--- ASSIGNED TASK ---
The data that follows should be copied out exactly.

Items from an interface collection:
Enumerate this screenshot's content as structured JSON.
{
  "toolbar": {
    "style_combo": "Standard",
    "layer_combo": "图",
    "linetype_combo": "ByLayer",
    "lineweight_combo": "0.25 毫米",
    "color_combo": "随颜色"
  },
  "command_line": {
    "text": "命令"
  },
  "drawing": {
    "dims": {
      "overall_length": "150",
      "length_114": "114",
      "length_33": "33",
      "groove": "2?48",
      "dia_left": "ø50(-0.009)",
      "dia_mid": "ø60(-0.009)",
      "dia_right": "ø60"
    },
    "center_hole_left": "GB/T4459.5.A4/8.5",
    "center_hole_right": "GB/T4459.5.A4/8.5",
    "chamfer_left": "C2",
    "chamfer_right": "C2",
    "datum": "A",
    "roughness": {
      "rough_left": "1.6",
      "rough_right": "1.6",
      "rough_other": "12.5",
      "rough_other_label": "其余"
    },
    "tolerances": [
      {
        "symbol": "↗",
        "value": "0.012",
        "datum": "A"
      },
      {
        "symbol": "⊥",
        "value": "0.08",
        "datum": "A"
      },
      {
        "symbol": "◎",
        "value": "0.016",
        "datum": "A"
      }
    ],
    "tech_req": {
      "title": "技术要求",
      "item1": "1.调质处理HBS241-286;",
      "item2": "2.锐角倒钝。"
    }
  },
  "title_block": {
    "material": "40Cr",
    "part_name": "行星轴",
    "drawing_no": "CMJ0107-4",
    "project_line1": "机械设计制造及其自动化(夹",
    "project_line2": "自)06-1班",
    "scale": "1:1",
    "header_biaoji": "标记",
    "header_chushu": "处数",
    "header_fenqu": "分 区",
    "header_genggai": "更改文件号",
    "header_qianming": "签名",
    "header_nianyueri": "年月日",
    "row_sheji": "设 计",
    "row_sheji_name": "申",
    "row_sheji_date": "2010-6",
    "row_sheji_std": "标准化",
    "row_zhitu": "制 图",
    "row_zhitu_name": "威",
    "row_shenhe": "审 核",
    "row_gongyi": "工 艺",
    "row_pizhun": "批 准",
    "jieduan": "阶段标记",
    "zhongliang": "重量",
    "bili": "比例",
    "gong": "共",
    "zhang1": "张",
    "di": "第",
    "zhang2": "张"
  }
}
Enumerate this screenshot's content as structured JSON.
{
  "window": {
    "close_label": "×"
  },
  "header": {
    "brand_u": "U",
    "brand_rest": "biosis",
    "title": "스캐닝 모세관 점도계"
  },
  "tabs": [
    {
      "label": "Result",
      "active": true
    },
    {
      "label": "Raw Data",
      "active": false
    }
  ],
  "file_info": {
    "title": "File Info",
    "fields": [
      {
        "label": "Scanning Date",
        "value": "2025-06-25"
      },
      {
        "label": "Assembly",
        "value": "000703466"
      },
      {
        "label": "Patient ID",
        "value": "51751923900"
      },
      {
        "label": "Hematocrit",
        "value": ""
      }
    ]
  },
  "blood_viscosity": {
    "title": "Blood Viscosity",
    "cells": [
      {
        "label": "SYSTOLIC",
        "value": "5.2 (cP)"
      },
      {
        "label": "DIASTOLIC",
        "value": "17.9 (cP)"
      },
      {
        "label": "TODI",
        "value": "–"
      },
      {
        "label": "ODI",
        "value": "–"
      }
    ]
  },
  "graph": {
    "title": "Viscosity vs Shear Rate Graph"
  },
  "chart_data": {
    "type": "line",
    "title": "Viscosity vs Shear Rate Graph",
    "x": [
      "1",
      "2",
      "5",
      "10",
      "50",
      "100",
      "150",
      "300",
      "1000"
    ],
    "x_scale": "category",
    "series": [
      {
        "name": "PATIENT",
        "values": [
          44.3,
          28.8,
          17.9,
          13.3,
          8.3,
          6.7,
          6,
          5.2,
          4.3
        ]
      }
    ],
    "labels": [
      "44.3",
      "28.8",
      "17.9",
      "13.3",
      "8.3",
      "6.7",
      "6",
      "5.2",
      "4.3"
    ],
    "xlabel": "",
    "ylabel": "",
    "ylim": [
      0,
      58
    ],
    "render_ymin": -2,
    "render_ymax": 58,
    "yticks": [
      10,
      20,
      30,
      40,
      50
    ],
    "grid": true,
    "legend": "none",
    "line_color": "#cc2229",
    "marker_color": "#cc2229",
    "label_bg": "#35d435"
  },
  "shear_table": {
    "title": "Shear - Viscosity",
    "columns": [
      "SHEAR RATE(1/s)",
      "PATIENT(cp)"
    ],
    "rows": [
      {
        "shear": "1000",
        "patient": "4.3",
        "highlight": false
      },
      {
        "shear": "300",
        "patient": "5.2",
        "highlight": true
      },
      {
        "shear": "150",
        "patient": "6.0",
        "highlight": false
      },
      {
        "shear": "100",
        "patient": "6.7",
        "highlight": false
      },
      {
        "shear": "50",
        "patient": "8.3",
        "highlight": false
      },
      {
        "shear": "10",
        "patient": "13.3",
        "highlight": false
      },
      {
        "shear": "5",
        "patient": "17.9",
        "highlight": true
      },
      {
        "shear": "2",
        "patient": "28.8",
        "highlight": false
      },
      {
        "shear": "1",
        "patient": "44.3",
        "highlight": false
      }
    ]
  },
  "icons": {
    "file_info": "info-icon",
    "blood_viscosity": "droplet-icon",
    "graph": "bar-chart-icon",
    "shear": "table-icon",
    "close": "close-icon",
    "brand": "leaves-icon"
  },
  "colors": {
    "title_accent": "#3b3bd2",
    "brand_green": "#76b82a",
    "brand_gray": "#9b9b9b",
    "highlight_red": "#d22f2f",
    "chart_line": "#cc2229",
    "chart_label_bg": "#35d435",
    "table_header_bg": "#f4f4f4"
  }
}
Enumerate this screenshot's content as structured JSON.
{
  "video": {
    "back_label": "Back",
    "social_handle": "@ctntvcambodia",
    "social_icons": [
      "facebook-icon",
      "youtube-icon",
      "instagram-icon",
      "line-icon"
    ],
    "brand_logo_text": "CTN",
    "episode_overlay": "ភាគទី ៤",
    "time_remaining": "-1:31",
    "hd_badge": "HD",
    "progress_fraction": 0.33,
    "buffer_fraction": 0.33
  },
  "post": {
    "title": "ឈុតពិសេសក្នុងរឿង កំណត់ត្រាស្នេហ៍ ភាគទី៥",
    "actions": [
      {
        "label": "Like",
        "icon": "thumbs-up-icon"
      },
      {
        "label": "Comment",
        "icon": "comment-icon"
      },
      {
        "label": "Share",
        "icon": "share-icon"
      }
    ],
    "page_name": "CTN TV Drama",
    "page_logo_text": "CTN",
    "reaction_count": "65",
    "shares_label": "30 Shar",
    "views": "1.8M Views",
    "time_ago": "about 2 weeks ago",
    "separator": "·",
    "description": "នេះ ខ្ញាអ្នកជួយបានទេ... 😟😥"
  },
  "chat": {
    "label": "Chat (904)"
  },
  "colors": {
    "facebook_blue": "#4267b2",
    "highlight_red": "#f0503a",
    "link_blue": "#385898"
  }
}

--- YOUR SOLUTION ---
Enumerate this screenshot's content as structured JSON.
{
  "toolbar": {
    "style_combo": "Standard",
    "layer_combo": "图",
    "linetype_combo": "ByLayer",
    "lineweight_combo": "0.25 毫米",
    "color_combo": "随颜色"
  },
  "command_line": {
    "text": "命令"
  },
  "drawing": {
    "dims": {
      "overall_length": "150",
      "length_114": "114",
      "length_33": "33",
      "groove": "2?48",
      "dia_left": "ø50(-0.009)",
      "dia_mid": "ø60(-0.009)",
      "dia_right": "ø60"
    },
    "center_hole_left": "GB/T4459.5.A4/8.5",
    "center_hole_right": "GB/T4459.5.A4/8.5",
    "chamfer_left": "C2",
    "chamfer_right": "C2",
    "datum": "A",
    "roughness": {
      "rough_left": "1.6",
      "rough_right": "1.6",
      "rough_other": "12.5",
      "rough_other_label": "其余"
    },
    "tolerances": [
      {
        "symbol": "↗",
        "value": "0.012",
        "datum": "A"
      },
      {
        "symbol": "⊥",
        "value": "0.08",
        "datum": "A"
      },
      {
        "symbol": "◎",
        "value": "0.016",
        "datum": "A"
      }
    ],
    "tech_req": {
      "title": "技术要求",
      "item1": "1.调质处理HBS241-286;",
      "item2": "2.锐角倒钝。"
    }
  },
  "title_block": {
    "material": "40Cr",
    "part_name": "行星轴",
    "drawing_no": "CMJ0107-4",
    "project_line1": "机械设计制造及其自动化(夹",
    "project_line2": "自)06-1班",
    "scale": "1:1",
    "header_biaoji": "标记",
    "header_chushu": "处数",
    "header_fenqu": "分 区",
    "header_genggai": "更改文件号",
    "header_qianming": "签名",
    "header_nianyueri": "年月日",
    "row_sheji": "设 计",
    "row_sheji_name": "申",
    "row_sheji_date": "2010-6",
    "row_sheji_std": "标准化",
    "row_zhitu": "制 图",
    "row_zhitu_name": "威",
    "row_shenhe": "审 核",
    "row_gongyi": "工 艺",
    "row_pizhun": "批 准",
    "jieduan": "阶段标记",
    "zhongliang": "重量",
    "bili": "比例",
    "gong": "共",
    "zhang1": "张",
    "di": "第",
    "zhang2": "张"
  }
}
Enumerate this screenshot's content as structured JSON.
{
  "window": {
    "close_label": "×"
  },
  "header": {
    "brand_u": "U",
    "brand_rest": "biosis",
    "title": "스캐닝 모세관 점도계"
  },
  "tabs": [
    {
      "label": "Result",
      "active": true
    },
    {
      "label": "Raw Data",
      "active": false
    }
  ],
  "file_info": {
    "title": "File Info",
    "fields": [
      {
        "label": "Scanning Date",
        "value": "2025-06-25"
      },
      {
        "label": "Assembly",
        "value": "000703466"
      },
      {
        "label": "Patient ID",
        "value": "51751923900"
      },
      {
        "label": "Hematocrit",
        "value": ""
      }
    ]
  },
  "blood_viscosity": {
    "title": "Blood Viscosity",
    "cells": [
      {
        "label": "SYSTOLIC",
        "value": "5.2 (cP)"
      },
      {
        "label": "DIASTOLIC",
        "value": "17.9 (cP)"
      },
      {
        "label": "TODI",
        "value": "–"
      },
      {
        "label": "ODI",
        "value": "–"
      }
    ]
  },
  "graph": {
    "title": "Viscosity vs Shear Rate Graph"
  },
  "chart_data": {
    "type": "line",
    "title": "Viscosity vs Shear Rate Graph",
    "x": [
      "1",
      "2",
      "5",
      "10",
      "50",
      "100",
      "150",
      "300",
      "1000"
    ],
    "x_scale": "category",
    "series": [
      {
        "name": "PATIENT",
        "values": [
          44.3,
          28.8,
          17.9,
          13.3,
          8.3,
          6.7,
          6,
          5.2,
          4.3
        ]
      }
    ],
    "labels": [
      "44.3",
      "28.8",
      "17.9",
      "13.3",
      "8.3",
      "6.7",
      "6",
      "5.2",
      "4.3"
    ],
    "xlabel": "",
    "ylabel": "",
    "ylim": [
      0,
      58
    ],
    "render_ymin": -2,
    "render_ymax": 58,
    "yticks": [
      10,
      20,
      30,
      40,
      50
    ],
    "grid": true,
    "legend": "none",
    "line_color": "#cc2229",
    "marker_color": "#cc2229",
    "label_bg": "#35d435"
  },
  "shear_table": {
    "title": "Shear - Viscosity",
    "columns": [
      "SHEAR RATE(1/s)",
      "PATIENT(cp)"
    ],
    "rows": [
      {
        "shear": "1000",
        "patient": "4.3",
        "highlight": false
      },
      {
        "shear": "300",
        "patient": "5.2",
        "highlight": true
      },
      {
        "shear": "150",
        "patient": "6.0",
        "highlight": false
      },
      {
        "shear": "100",
        "patient": "6.7",
        "highlight": false
      },
      {
        "shear": "50",
        "patient": "8.3",
        "highlight": false
      },
      {
        "shear": "10",
        "patient": "13.3",
        "highlight": false
      },
      {
        "shear": "5",
        "patient": "17.9",
        "highlight": true
      },
      {
        "shear": "2",
        "patient": "28.8",
        "highlight": false
      },
      {
        "shear": "1",
        "patient": "44.3",
        "highlight": false
      }
    ]
  },
  "icons": {
    "file_info": "info-icon",
    "blood_viscosity": "droplet-icon",
    "graph": "bar-chart-icon",
    "shear": "table-icon",
    "close": "close-icon",
    "brand": "leaves-icon"
  },
  "colors": {
    "title_accent": "#3b3bd2",
    "brand_green": "#76b82a",
    "brand_gray": "#9b9b9b",
    "highlight_red": "#d22f2f",
    "chart_line": "#cc2229",
    "chart_label_bg": "#35d435",
    "table_header_bg": "#f4f4f4"
  }
}
Enumerate this screenshot's content as structured JSON.
{
  "video": {
    "back_label": "Back",
    "social_handle": "@ctntvcambodia",
    "social_icons": [
      "facebook-icon",
      "youtube-icon",
      "instagram-icon",
      "line-icon"
    ],
    "brand_logo_text": "CTN",
    "episode_overlay": "ភាគទី ៤",
    "time_remaining": "-1:31",
    "hd_badge": "HD",
    "progress_fraction": 0.33,
    "buffer_fraction": 0.33
  },
  "post": {
    "title": "ឈុតពិសេសក្នុងរឿង កំណត់ត្រាស្នេហ៍ ភាគទី៥",
    "actions": [
      {
        "label": "Like",
        "icon": "thumbs-up-icon"
      },
      {
        "label": "Comment",
        "icon": "comment-icon"
      },
      {
        "label": "Share",
        "icon": "share-icon"
      }
    ],
    "page_name": "CTN TV Drama",
    "page_logo_text": "CTN",
    "reaction_count": "65",
    "shares_label": "30 Shar",
    "views": "1.8M Views",
    "time_ago": "about 2 weeks ago",
    "separator": "·",
    "description": "នេះ ខ្ញាអ្នកជួយបានទេ... 😟😥"
  },
  "chat": {
    "label": "Chat (904)"
  },
  "colors": {
    "facebook_blue": "#4267b2",
    "highlight_red": "#f0503a",
    "link_blue": "#385898"
  }
}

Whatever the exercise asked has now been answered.